The main problem with this and how the overall story works out, is that while objectively true, the context and order of events matters.
^ and the false equivalencies rarely work out in Sam's favor, which I have always found perplexing given their efforts to flip the narrative and that Sam is supposed to be call #1.
Dean "if thats what it takes" has always put his issues aside in favor of keeping the family together. He says "because we're brothers" as some kind of cure-all because that is how it has always been used against him -not always by Sam, and Sam is apparently oblivious to some of it, but whether he asked or not Sam is the main benefactor.
Obviously John did it first, and I would argue his words echo strongly through all of Dean's decisions all the way through to the end of Season 5 before becoming more background character information, then Bobby's boo hoo speech after their fight in season 4 puts that on Dean (despite Bobby's own hypocrisy in a similar situation in season 6 I might add), then Dean is expected to put aside the damage done to their trust in season 5, he didn't blow up or send Sam away until Sam suggested it, and even though he didn't really want to he comes back after just one episode when asked and was shown yet again that Sam needs him, then Dean has to ride in the same car as the dude who let him get turned into a vampire, and after that problem is solved- briefly pretend it never even happened to protect Sam, then Sam threatens to leave if he doesn't put aside purgatory because Dean dared be honest about how that affected him, meanwhile Sam sabotages and takes Dean's other relationships personally. Whether Sam has reasons or excuses for these things is besides my point, because the fact is they had an effect on Dean, and (besides the times Sam walked away or asked him to walk away) he choses Sam every time because they are brothers, and spoken or unspoken, often the 'terms' of making it work involve just getting on with it without "guilting" Sam (even accidentally), giving Sam trust and responsibility regardless of whether it was earned back because that is the nature of their job, and going through the motions long enough for them to regain their old sense of Normal.
So of course he feels like this. It isn't fair, and it isn't healthy. But it is what he has always been asked to do, and what they have always done. In a way it would then be fair to expect the same accommodations in return (remembering that initially he did leave, understanding that Sam wanted him gone and needed space, and it was pure chance Garth's case brought them back together in aid of a mutual friend). IMO this isn't Dean not showing remorse, but just angling for more time together to be able to put it right because that's how they have worked through things in the past, whereas their history of splitting has been largely no-contact and if they split to hardly ever talk again how exactly would that 'fix' anything anyway?

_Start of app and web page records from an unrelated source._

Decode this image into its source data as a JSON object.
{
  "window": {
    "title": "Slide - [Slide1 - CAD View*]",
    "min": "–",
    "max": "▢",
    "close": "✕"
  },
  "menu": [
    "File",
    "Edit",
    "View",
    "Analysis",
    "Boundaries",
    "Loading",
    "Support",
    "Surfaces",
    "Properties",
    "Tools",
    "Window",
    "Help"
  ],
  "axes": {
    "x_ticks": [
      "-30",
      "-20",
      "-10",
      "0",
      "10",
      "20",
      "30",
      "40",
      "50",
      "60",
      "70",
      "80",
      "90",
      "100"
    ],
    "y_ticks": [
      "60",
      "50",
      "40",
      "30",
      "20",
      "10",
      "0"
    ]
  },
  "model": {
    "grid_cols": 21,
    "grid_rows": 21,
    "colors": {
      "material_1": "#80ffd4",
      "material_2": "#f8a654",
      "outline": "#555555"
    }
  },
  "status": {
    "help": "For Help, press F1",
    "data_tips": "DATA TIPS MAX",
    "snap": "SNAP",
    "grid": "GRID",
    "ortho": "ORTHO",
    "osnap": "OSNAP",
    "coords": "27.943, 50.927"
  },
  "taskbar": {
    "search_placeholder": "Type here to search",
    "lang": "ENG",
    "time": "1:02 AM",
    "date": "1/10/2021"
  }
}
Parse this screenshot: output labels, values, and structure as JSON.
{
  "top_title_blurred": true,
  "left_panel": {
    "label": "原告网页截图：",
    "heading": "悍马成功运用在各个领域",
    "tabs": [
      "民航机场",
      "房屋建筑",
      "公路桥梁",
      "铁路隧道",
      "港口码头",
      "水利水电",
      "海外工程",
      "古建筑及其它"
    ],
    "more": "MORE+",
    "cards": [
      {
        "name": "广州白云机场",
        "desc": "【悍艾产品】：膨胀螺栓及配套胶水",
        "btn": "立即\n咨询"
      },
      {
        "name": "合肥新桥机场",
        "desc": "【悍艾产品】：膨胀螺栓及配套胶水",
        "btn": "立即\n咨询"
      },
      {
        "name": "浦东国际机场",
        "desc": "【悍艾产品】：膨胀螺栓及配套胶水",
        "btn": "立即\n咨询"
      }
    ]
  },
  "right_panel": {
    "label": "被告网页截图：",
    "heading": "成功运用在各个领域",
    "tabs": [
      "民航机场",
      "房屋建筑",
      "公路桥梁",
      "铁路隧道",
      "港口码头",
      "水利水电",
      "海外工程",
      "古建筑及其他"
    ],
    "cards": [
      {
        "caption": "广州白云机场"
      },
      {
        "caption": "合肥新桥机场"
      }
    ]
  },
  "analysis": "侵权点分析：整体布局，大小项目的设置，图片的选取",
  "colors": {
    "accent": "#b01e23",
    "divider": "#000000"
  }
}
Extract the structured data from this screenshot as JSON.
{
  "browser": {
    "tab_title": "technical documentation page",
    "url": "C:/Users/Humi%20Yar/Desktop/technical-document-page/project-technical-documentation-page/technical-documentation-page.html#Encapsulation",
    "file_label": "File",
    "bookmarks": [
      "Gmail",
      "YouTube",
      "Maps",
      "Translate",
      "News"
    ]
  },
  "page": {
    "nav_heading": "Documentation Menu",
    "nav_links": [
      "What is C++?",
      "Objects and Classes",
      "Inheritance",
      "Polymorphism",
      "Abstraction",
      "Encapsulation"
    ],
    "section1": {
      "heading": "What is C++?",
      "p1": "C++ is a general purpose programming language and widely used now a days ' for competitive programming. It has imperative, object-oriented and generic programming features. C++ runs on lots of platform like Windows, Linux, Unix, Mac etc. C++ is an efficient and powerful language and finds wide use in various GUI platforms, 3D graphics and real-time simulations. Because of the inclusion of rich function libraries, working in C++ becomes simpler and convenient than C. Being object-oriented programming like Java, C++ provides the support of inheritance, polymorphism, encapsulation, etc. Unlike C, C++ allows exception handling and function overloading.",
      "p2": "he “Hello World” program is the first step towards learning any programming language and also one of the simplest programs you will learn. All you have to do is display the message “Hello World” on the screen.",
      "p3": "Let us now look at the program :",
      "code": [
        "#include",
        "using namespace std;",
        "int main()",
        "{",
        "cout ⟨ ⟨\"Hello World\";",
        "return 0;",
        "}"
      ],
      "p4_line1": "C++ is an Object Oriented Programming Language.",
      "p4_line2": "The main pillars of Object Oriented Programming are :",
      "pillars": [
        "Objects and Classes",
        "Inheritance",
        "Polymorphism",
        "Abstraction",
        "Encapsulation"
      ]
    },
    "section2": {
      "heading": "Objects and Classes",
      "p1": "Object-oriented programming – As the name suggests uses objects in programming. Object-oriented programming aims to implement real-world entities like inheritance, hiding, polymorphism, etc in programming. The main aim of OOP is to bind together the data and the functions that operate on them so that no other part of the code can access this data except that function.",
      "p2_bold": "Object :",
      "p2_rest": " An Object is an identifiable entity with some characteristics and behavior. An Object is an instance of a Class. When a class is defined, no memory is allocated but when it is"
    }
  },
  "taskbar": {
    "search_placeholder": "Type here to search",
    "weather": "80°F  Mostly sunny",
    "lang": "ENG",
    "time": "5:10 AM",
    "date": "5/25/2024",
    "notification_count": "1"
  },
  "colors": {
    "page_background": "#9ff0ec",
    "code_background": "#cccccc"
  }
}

Sam isn't responsible for John's actions, or Bobby's words, or Deans actions which are the reasons he is pissed. He isn't always the one who drags Dean back in in the scenarios I gave above, but he is surely glad that Dean did and he is aware to some degree what this means to Dean or he wouldn't have pulled the "we can work together or we can be brothers" crap on him. So while Sam's emotions are clearly sympathetic in this scenario it still comes across as hypocritical, because on some level he is aware of just how much "because we're brothers" has worked as a cure-all in his favor thus far. By saying "everything that has ever gone wrong between us has been because we’re family" he even accidentally mirrors their conversation when they split in Season 5, a split which is pretty quickly and definitively shown to be the wrong decision that Dean has to correct.
As far as Osiris goes I don't think that's a real indicator of remorse for either of them because its to skewed for Dean by his own self loathing and guilt, but while we're on the topic of Gadreel I do think it is important to note that Dean never actually says sorry for that, and he says sorry a lot. He gets up to it, but just trails off and doesn't finish the sentence, because while he's sorry Sam got hurt he's not sorry for his actions. It saved Sam's life and while he might like to change the details he probably can't guarantee he wouldn't do it again, how can he be sorry.
It has been a long time I made it all the way through 8 & 9 in order & without skipping bits and pieces because it is such a bitchy, dramatic slog to get through imo, so my memory might not be the best. Its pretty evident by this point that they just really suck at having them /show/ remorse and the good intentions to make a change (regardless of if it even makes it into the surface dialogue in the first place) because they are so focused on pushing the boys into the next storyline (and as much as Sam might say some variant of "what we were before was the reason for these issues we shouldn't just go back to that", that is exactly what the writers want). We need them to be over the last drama so that we can throw them into the new one, it makes it heaps easier for all involved if one becomes the catalyst for the next so of course we never really see any real resolution.
Instead we get the sweet moments in between to show us that they are all good, or little speeches like the one Dean made at Rufus's funeral to cover all bases - but overall we are left always circling back to "well you cant hold x against A, they've all messed up at some point". From an external perspective I'd be willing to put part of the reasons for Gadreel are as simple as the fact that it was Deans 'turn' to screw up, and they needed something real, because of the nuclear backlash they got about Sam not looking for Dean in purgatory. Throwing in the MOC was a bonus screwup doubling as a bone for the Dean fans as some narrative focus.